NNUMAN undertook long-term research into innovative manufacturing techniques for the future needs of the UK nuclear industry. It addressed the fundamentals of advanced manufacturing for new reactors and the next generation of nuclear power stations:
- Innovative joining technologies - Investigated techniques including narrow groove arc welding, electron beam and laser welding of reactor steels.
- Advanced machining and surfacing - Explored highly innovative approaches for machining very large components, for example using deep-hole drilling and using machining robots with indoor positioning systems, together with assisted machining techniques.
- Near-net shape and engineered structures - Concentrated on developing a detailed understanding of the correlation between powder properties, manufacturing process and finished material properties.
- Advanced Nuclear Fuel - Addressed a number of issues in both of these areas as part of a broader portfolio of research within the UK’s Nuclear Fuel Centre of Excellence.
- Underpinning materials research - Performed studies and tests which underpinned all other parts of the NNUMAN programme.
By acting as the research engine for nuclear manufacturing, NNUMAN drove progress and step-change technologies up the Technology Readiness Scale.
The most promising manufacturing processes developed in NNUMAN are being taken forward to prototype in the Nuclear AMRC and the National Nuclear Laboratory (NNL) so that UK manufacturing companies can learn the benefits of the new methods and use them in the future.
- Innovative joining technologies - The comparison of different narrow groove welding processes, including measurements of distortion, residual stress and microstructural properties across the weld region will inform choices in the fabrication of major nuclear components of the future.
- Advanced machining and surfacing - Produced a coherent linkage between machining parameters and surface conditions for a range of nuclear materials, providing a means of optimising machining productivity for particular applications.
- Near-net shape - Work on linking powder oxygen content to the spatial density of non-metallic inclusions in the metal product and then to fracture properties provided powder manufacturers with key evidence in setting lower powder oxygen levels.

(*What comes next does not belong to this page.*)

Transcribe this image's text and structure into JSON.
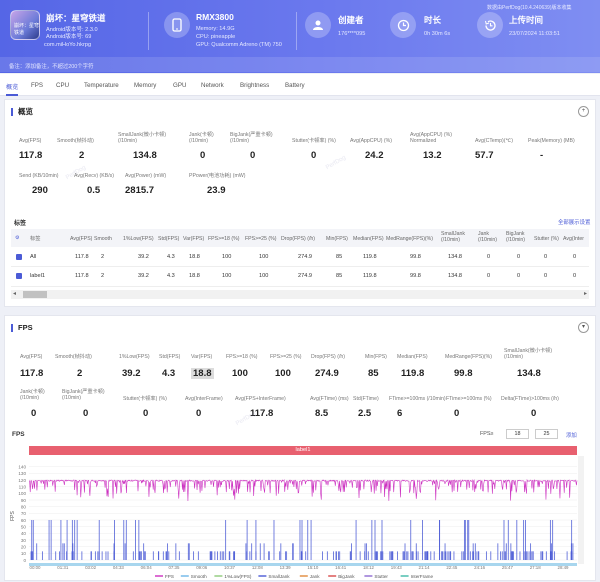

- Advanced Nuclear Fuel - Identified a ceramic braze composition for joining Silicon Carbide composite fuel cladding to provide significant additional margin for fuel integrity under accident conditions.